has dramatically reduced its outbound foreign direct investment away from North America and focused more on Europe. By the mid-point of this year, the value of announced Chinese merger and acquisitions in Europe reached $22 billion, nine times higher than in North America where it amounted to just $2.5 billion by comparison according to research by global law firm Baker McKenzie
. When it comes to the value of completed Chinese investments between January and June in North America, the figure fell from $24 billion to $2 billion, a nosedive of 92 percent. Europe also saw Chinese investment fall but completed investments still amounted to a healthy $12 billion.
The shift is primarily due to policy changes in Beijing and Washington with both countries moving to protect their industries and reduce the outflow of capital.
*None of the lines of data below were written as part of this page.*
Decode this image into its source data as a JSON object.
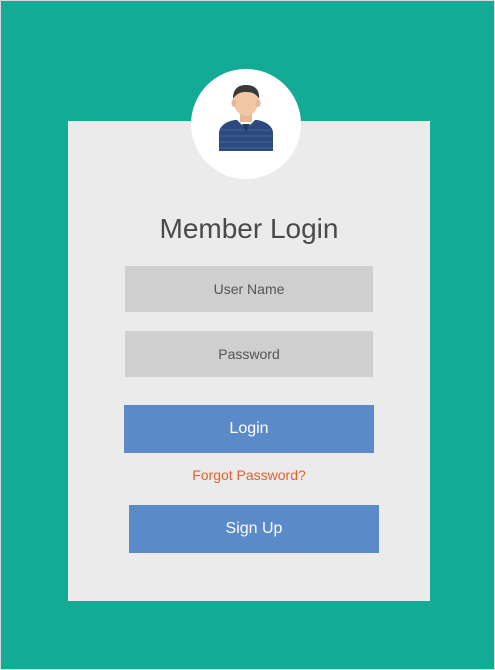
{
  "login_form": {
    "title": "Member Login",
    "username_placeholder": "User Name",
    "password_placeholder": "Password",
    "login_label": "Login",
    "forgot_label": "Forgot Password?",
    "signup_label": "Sign Up"
  },
  "avatar": {
    "icon": "user-avatar-icon"
  },
  "colors": {
    "background": "#14ab96",
    "card": "#ebebeb",
    "input": "#cfcfcf",
    "button": "#5a8ac8",
    "forgot_link": "#e3622e",
    "title_text": "#4a4a4a",
    "avatar_shirt": "#2c4a7d",
    "avatar_skin": "#f2c7a5",
    "avatar_hair": "#3a3a3a"
  }
}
American regulators have also contributed to the reduction in Chinese cash with lawmakers working on reinforcing national security investment screenings and introducing stricter levels of scrutiny for outbound technology transfer. Of course, the escalating trade dispute between the U.S. and China
hasn't helped the situation, prompting Beijing to forge closer ties with Europe. That resulted in European Commission President Jean-Claude Juncker and European Council President Donald Tusk holding meetings in China recently, after which both sides released a communique affirming their commitment to the multilateral trading system.